Time-share ‘taxes’ on seller are a scam
The Bankrate promise
At Bankrate we strive to help you make smarter financial decisions. While we adhere to strict , this post may contain references to products from our partners. Here's an explanation for .
Dear Real Estate Adviser,
I’m selling a time share in Mexico through brokers. I had to pay a VAT tax, and now they’re telling me I have to pay a luxury tax. I will get it back upon closing, I’m told. But should I be worried?
— Roy B.
Be worried. Be very worried. Not only is it improbable you’ll get those fees back from these so-called “brokers,” it’s a virtual certainty that they have no intent to actually sell your time share — ever. This is almost surely a fraud. Sorry!
Sadly, the growing horde of frustrated owners trying to dump their overpriced, hard-to-resell vacation time shares has brought out an army of Internet scammers to prey on them.

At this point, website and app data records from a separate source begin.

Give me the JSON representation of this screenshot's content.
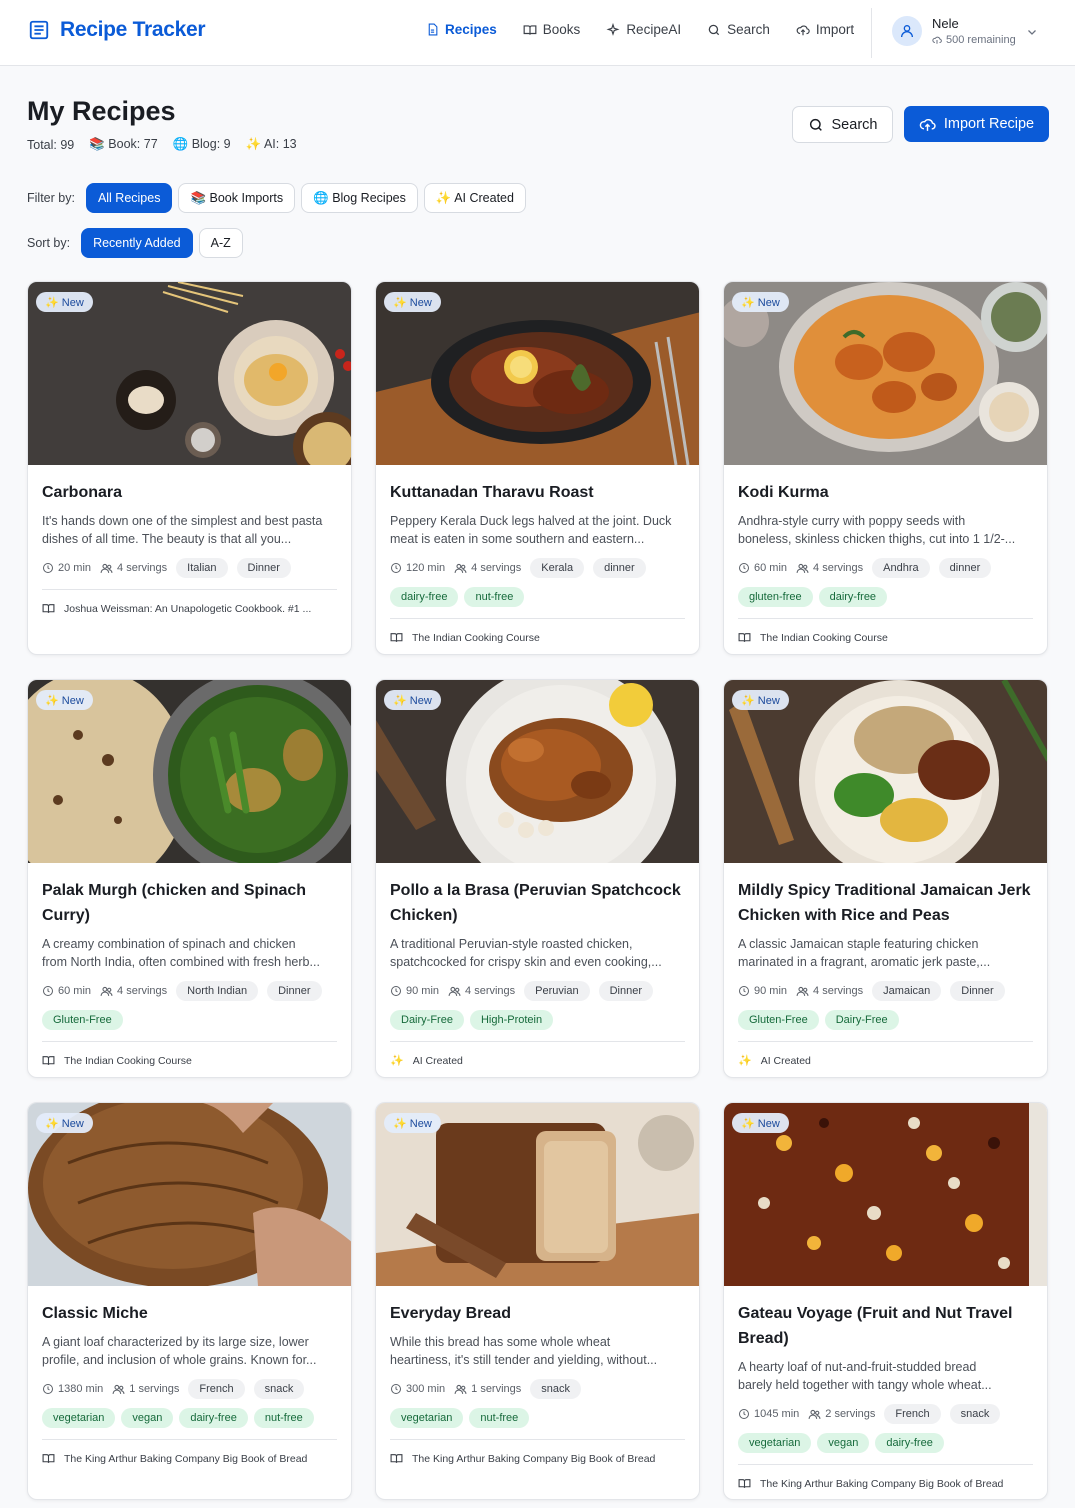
{
  "app": {
    "title": "Recipe Tracker"
  },
  "nav": [
    {
      "label": "Recipes",
      "icon": "document-icon",
      "active": true
    },
    {
      "label": "Books",
      "icon": "book-icon",
      "active": false
    },
    {
      "label": "RecipeAI",
      "icon": "sparkle-icon",
      "active": false
    },
    {
      "label": "Search",
      "icon": "search-icon",
      "active": false
    },
    {
      "label": "Import",
      "icon": "cloud-upload-icon",
      "active": false
    }
  ],
  "user": {
    "name": "Nele",
    "remaining": "500 remaining"
  },
  "page": {
    "title": "My Recipes",
    "totals": {
      "total": "Total: 99",
      "book": "📚 Book: 77",
      "blog": "🌐 Blog: 9",
      "ai": "✨ AI: 13"
    },
    "search_button": "Search",
    "import_button": "Import Recipe"
  },
  "filters": {
    "label": "Filter by:",
    "options": [
      "All Recipes",
      "📚 Book Imports",
      "🌐 Blog Recipes",
      "✨ AI Created"
    ],
    "selected": "All Recipes"
  },
  "sort": {
    "label": "Sort by:",
    "options": [
      "Recently Added",
      "A-Z"
    ],
    "selected": "Recently Added"
  },
  "badge_new": "✨ New",
  "colors": {
    "accent": "#0b5bd7",
    "tag_bg": "#dcf5e6",
    "tag_text": "#166a3b"
  },
  "recipes": [
    {
      "title": "Carbonara",
      "desc_1": "It's hands down one of the simplest and best pasta",
      "desc_2": "dishes of all time. The beauty is that all you...",
      "time": "20 min",
      "servings": "4 servings",
      "cuisine": "Italian",
      "course": "Dinner",
      "tags": [],
      "source": "Joshua Weissman: An Unapologetic Cookbook. #1 ...",
      "source_type": "book",
      "img": "pasta"
    },
    {
      "title": "Kuttanadan Tharavu Roast",
      "desc_1": "Peppery Kerala Duck legs halved at the joint. Duck",
      "desc_2": "meat is eaten in some southern and eastern...",
      "time": "120 min",
      "servings": "4 servings",
      "cuisine": "Kerala",
      "course": "dinner",
      "tags": [
        "dairy-free",
        "nut-free"
      ],
      "source": "The Indian Cooking Course",
      "source_type": "book",
      "img": "duck"
    },
    {
      "title": "Kodi Kurma",
      "desc_1": "Andhra-style curry with poppy seeds with",
      "desc_2": "boneless, skinless chicken thighs, cut into 1 1/2-...",
      "time": "60 min",
      "servings": "4 servings",
      "cuisine": "Andhra",
      "course": "dinner",
      "tags": [
        "gluten-free",
        "dairy-free"
      ],
      "source": "The Indian Cooking Course",
      "source_type": "book",
      "img": "kurma"
    },
    {
      "title": "Palak Murgh (chicken and Spinach Curry)",
      "desc_1": "A creamy combination of spinach and chicken",
      "desc_2": "from North India, often combined with fresh herb...",
      "time": "60 min",
      "servings": "4 servings",
      "cuisine": "North Indian",
      "course": "Dinner",
      "tags": [
        "Gluten-Free"
      ],
      "source": "The Indian Cooking Course",
      "source_type": "book",
      "img": "palak"
    },
    {
      "title": "Pollo a la Brasa (Peruvian Spatchcock Chicken)",
      "desc_1": "A traditional Peruvian-style roasted chicken,",
      "desc_2": "spatchcocked for crispy skin and even cooking,...",
      "time": "90 min",
      "servings": "4 servings",
      "cuisine": "Peruvian",
      "course": "Dinner",
      "tags": [
        "Dairy-Free",
        "High-Protein"
      ],
      "source": "AI Created",
      "source_type": "ai",
      "img": "pollo"
    },
    {
      "title": "Mildly Spicy Traditional Jamaican Jerk Chicken with Rice and Peas",
      "desc_1": "A classic Jamaican staple featuring chicken",
      "desc_2": "marinated in a fragrant, aromatic jerk paste,...",
      "time": "90 min",
      "servings": "4 servings",
      "cuisine": "Jamaican",
      "course": "Dinner",
      "tags": [
        "Gluten-Free",
        "Dairy-Free"
      ],
      "source": "AI Created",
      "source_type": "ai",
      "img": "jerk"
    },
    {
      "title": "Classic Miche",
      "desc_1": "A giant loaf characterized by its large size, lower",
      "desc_2": "profile, and inclusion of whole grains. Known for...",
      "time": "1380 min",
      "servings": "1 servings",
      "cuisine": "French",
      "course": "snack",
      "tags": [
        "vegetarian",
        "vegan",
        "dairy-free",
        "nut-free"
      ],
      "source": "The King Arthur Baking Company Big Book of Bread",
      "source_type": "book",
      "img": "miche"
    },
    {
      "title": "Everyday Bread",
      "desc_1": "While this bread has some whole wheat",
      "desc_2": "heartiness, it's still tender and yielding, without...",
      "time": "300 min",
      "servings": "1 servings",
      "cuisine": "",
      "course": "snack",
      "tags": [
        "vegetarian",
        "nut-free"
      ],
      "source": "The King Arthur Baking Company Big Book of Bread",
      "source_type": "book",
      "img": "bread"
    },
    {
      "title": "Gateau Voyage (Fruit and Nut Travel Bread)",
      "desc_1": "A hearty loaf of nut-and-fruit-studded bread",
      "desc_2": "barely held together with tangy whole wheat...",
      "time": "1045 min",
      "servings": "2 servings",
      "cuisine": "French",
      "course": "snack",
      "tags": [
        "vegetarian",
        "vegan",
        "dairy-free"
      ],
      "source": "The King Arthur Baking Company Big Book of Bread",
      "source_type": "book",
      "img": "gateau"
    }
  ]
}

How the swindle unfolds
Though their spiels vary, scammers posing as brokers will quickly tell sellers who contact them that they have “great” news. There’s a buyer for their time share lined up! First, though, the sellers will just need to prepay some contrived closing costs and other fees and deposit them into a sham escrow account for “reimbursement” upon closing, which of course, never happens.
About those taxes …
Just for the record, a VAT is short for value-added tax, a consumption tax similar to sales tax that’s levied on goods, services and, yes, some real estate. While Mexico does have a VAT that can technically be applied to time shares (but seldom is, say sellers), that tax would have been paid when you bought the unit.
As for a “luxury tax,” Mexico does have the equivalent of a capital gains tax on sales of residential dwellings that aren’t their sellers’ primary residence. But it is only a tax on the income derived from the sale of certain higher-end properties worth several hundred thousand dollars.
It’s very doubtful you’d make a thing on your resale, much less meet that luxury high-dollar threshold.
Watch out for upfront charges
These scammers obviously know enough about Mexican laws to twist all that tax information around when they target unwitting sellers. Moreover, nearly all legitimate time-share resellers take any fees out of the proceeds at the end of the transaction.
Please consider this an addendum to a recent column about time-share resale scams and legitimate resale options. (By the way, Reader, I immediately informed the author of the above question upon reading it about the likely scam in the hopes of staving off additional rip-offs.)
Roy, if the company that’s apparently trying to bamboozle you has a U.S. office, you can contact that state’s attorney general with any complaint. You can also file a complaint with the U.S. Federal Trade Commission, which operates as a consumer watchdog. Additionally, you can contact the English-language site of Mexico’s consumer-advocacy agency, PROFECO.
Here’s hoping you haven’t already paid that “luxury tax.” Good luck!
Ask the adviser
To ask a question of the Real Estate Adviser, go to the “Ask the Experts” page and select “Buying, selling a home” as the topic. Read more Real Estate Adviser columns and more stories about real estate.